Going through the material below, please gather all lines with the word "display" in them.

- Data in this exercise:

=== Section Start ===

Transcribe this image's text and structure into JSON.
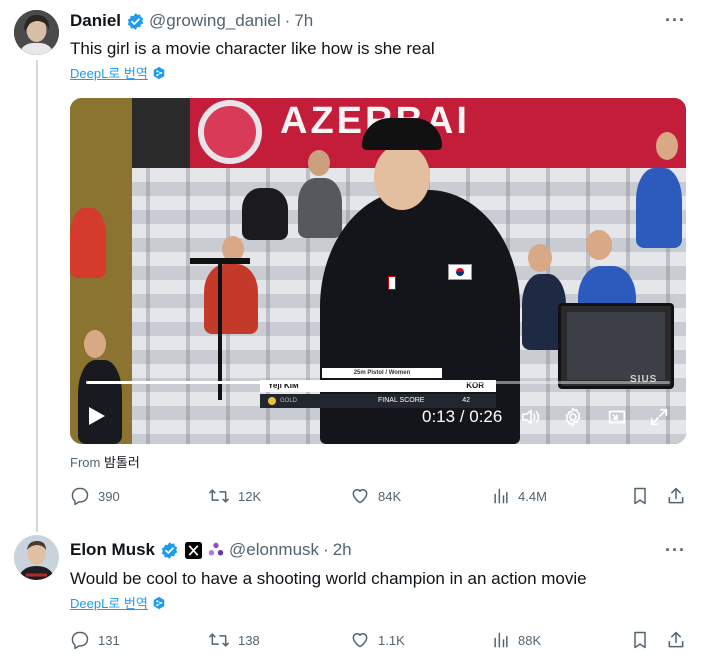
{
  "tweet1": {
    "name": "Daniel",
    "handle": "@growing_daniel",
    "time": "7h",
    "text": "This girl is a movie character like how is she real",
    "translate": "DeepL로 번역",
    "video": {
      "banner": "AZERBAI",
      "event": "25m Pistol / Women",
      "athlete": "Yeji KIM",
      "country": "KOR",
      "medal": "GOLD",
      "score_label": "FINAL SCORE",
      "score": "42",
      "watermark": "SIUS",
      "time": "0:13 / 0:26",
      "progress": 0.5
    },
    "from_label": "From",
    "from_source": "밤톨러",
    "replies": "390",
    "reposts": "12K",
    "likes": "84K",
    "views": "4.4M"
  },
  "tweet2": {
    "name": "Elon Musk",
    "handle": "@elonmusk",
    "time": "2h",
    "text": "Would be cool to have a shooting world champion in an action movie",
    "translate": "DeepL로 번역",
    "replies": "131",
    "reposts": "138",
    "likes": "1.1K",
    "views": "88K"
  },
  "dot": "·",
  "more": "···",
  "colors": {
    "verified": "#1d9bf0",
    "link": "#1d9bf0",
    "muted": "#536471",
    "banner": "#c41d3a"
  }
}
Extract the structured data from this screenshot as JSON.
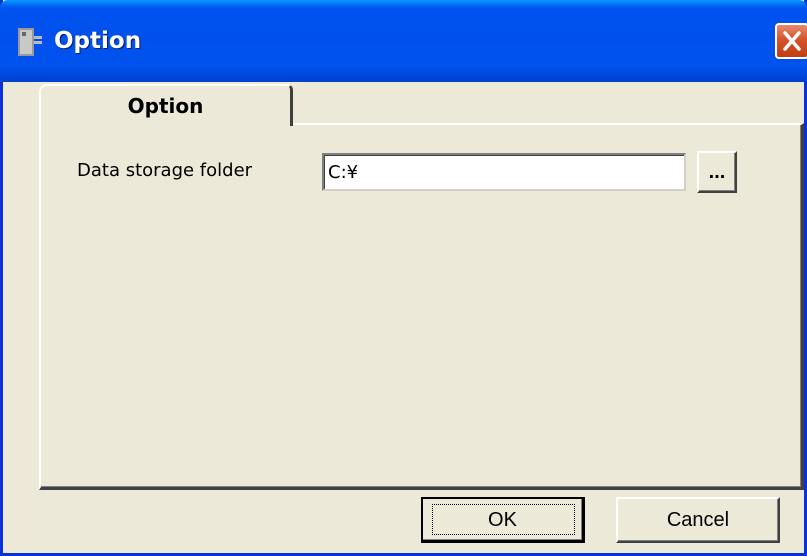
{
  "window": {
    "title": "Option",
    "icon": "application-icon",
    "close_icon": "close-icon"
  },
  "tabs": [
    {
      "label": "Option",
      "selected": true
    }
  ],
  "form": {
    "data_storage_label": "Data storage folder",
    "data_storage_value": "C:¥",
    "browse_label": "..."
  },
  "buttons": {
    "ok_label": "OK",
    "cancel_label": "Cancel"
  },
  "colors": {
    "titlebar": "#0053ee",
    "close_button": "#d6532b",
    "dialog_background": "#ece9d8"
  }
}
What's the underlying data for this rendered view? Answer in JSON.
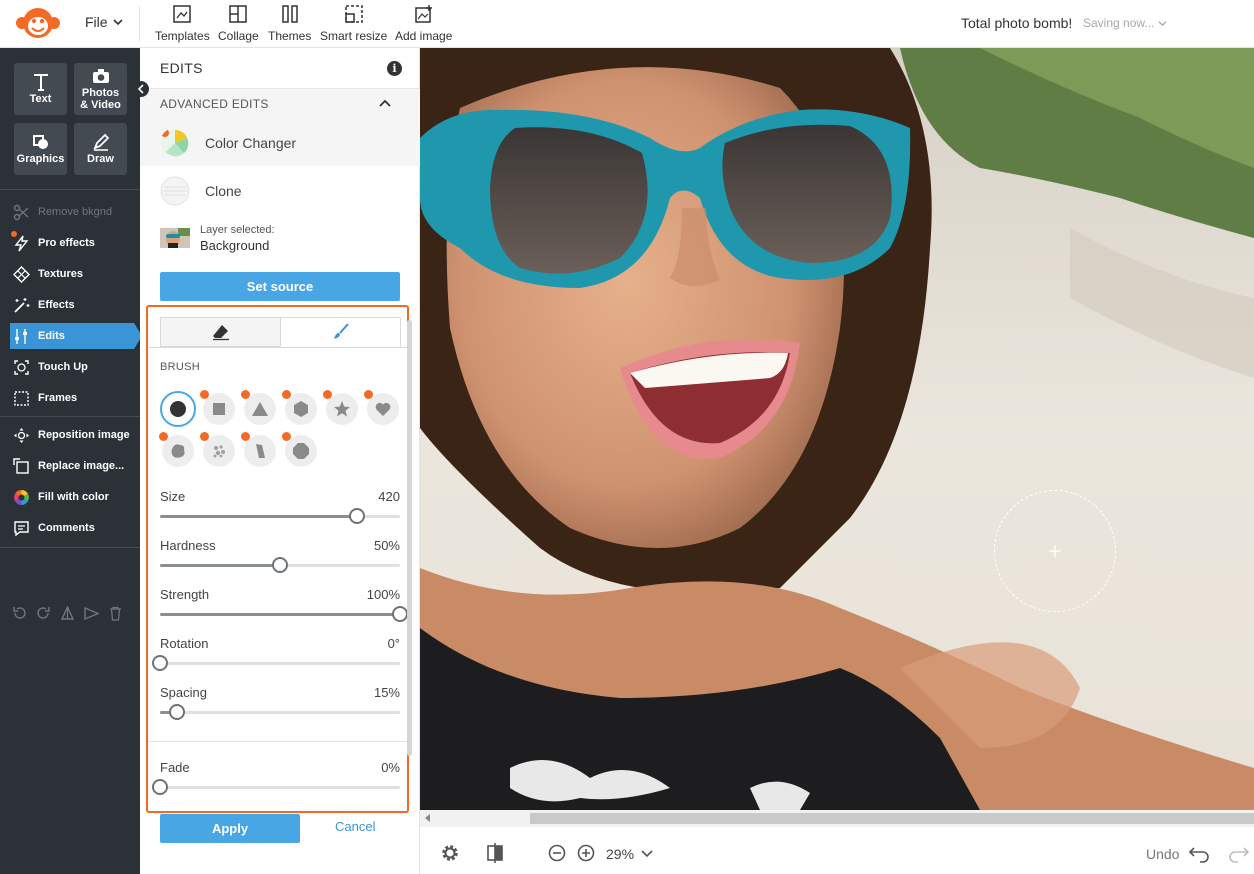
{
  "header": {
    "file_menu": "File",
    "tools": [
      {
        "label": "Templates",
        "icon": "templates-icon"
      },
      {
        "label": "Collage",
        "icon": "collage-icon"
      },
      {
        "label": "Themes",
        "icon": "themes-icon"
      },
      {
        "label": "Smart resize",
        "icon": "smart-resize-icon"
      },
      {
        "label": "Add image",
        "icon": "add-image-icon"
      }
    ],
    "doc_title": "Total photo bomb!",
    "save_status": "Saving now..."
  },
  "sidebar": {
    "tiles": [
      {
        "label": "Text",
        "icon": "text-icon"
      },
      {
        "label": "Photos & Video",
        "icon": "camera-icon"
      },
      {
        "label": "Graphics",
        "icon": "graphics-icon"
      },
      {
        "label": "Draw",
        "icon": "draw-icon"
      }
    ],
    "items": [
      {
        "label": "Remove bkgnd",
        "icon": "scissors-icon",
        "state": "disabled"
      },
      {
        "label": "Pro effects",
        "icon": "lightning-icon",
        "state": "pro"
      },
      {
        "label": "Textures",
        "icon": "textures-icon",
        "state": "normal"
      },
      {
        "label": "Effects",
        "icon": "magic-wand-icon",
        "state": "normal"
      },
      {
        "label": "Edits",
        "icon": "sliders-icon",
        "state": "active"
      },
      {
        "label": "Touch Up",
        "icon": "face-icon",
        "state": "normal"
      },
      {
        "label": "Frames",
        "icon": "frame-icon",
        "state": "normal"
      },
      {
        "label": "Reposition image",
        "icon": "reposition-icon",
        "state": "normal"
      },
      {
        "label": "Replace image...",
        "icon": "replace-icon",
        "state": "normal"
      },
      {
        "label": "Fill with color",
        "icon": "color-wheel-icon",
        "state": "normal"
      },
      {
        "label": "Comments",
        "icon": "comment-icon",
        "state": "normal"
      }
    ]
  },
  "panel": {
    "title": "EDITS",
    "advanced_title": "ADVANCED EDITS",
    "color_changer": "Color Changer",
    "clone": "Clone",
    "layer_caption": "Layer selected:",
    "layer_name": "Background",
    "set_source": "Set source",
    "brush_label": "BRUSH",
    "sliders": [
      {
        "label": "Size",
        "display": "420",
        "fraction": 0.82
      },
      {
        "label": "Hardness",
        "display": "50%",
        "fraction": 0.5
      },
      {
        "label": "Strength",
        "display": "100%",
        "fraction": 1.0
      },
      {
        "label": "Rotation",
        "display": "0°",
        "fraction": 0.0
      },
      {
        "label": "Spacing",
        "display": "15%",
        "fraction": 0.07
      }
    ],
    "fade": {
      "label": "Fade",
      "display": "0%",
      "fraction": 0.0
    },
    "apply": "Apply",
    "cancel": "Cancel"
  },
  "bottom": {
    "zoom": "29%",
    "undo": "Undo"
  },
  "colors": {
    "accent": "#49a6e5",
    "pro": "#f36a24",
    "sidebar_bg": "#2c3137"
  }
}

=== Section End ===

- Finished task:
        "display": "420",
        "display": "50%",
        "display": "100%",
        "display": "0°",
        "display": "15%",
      "display": "0%",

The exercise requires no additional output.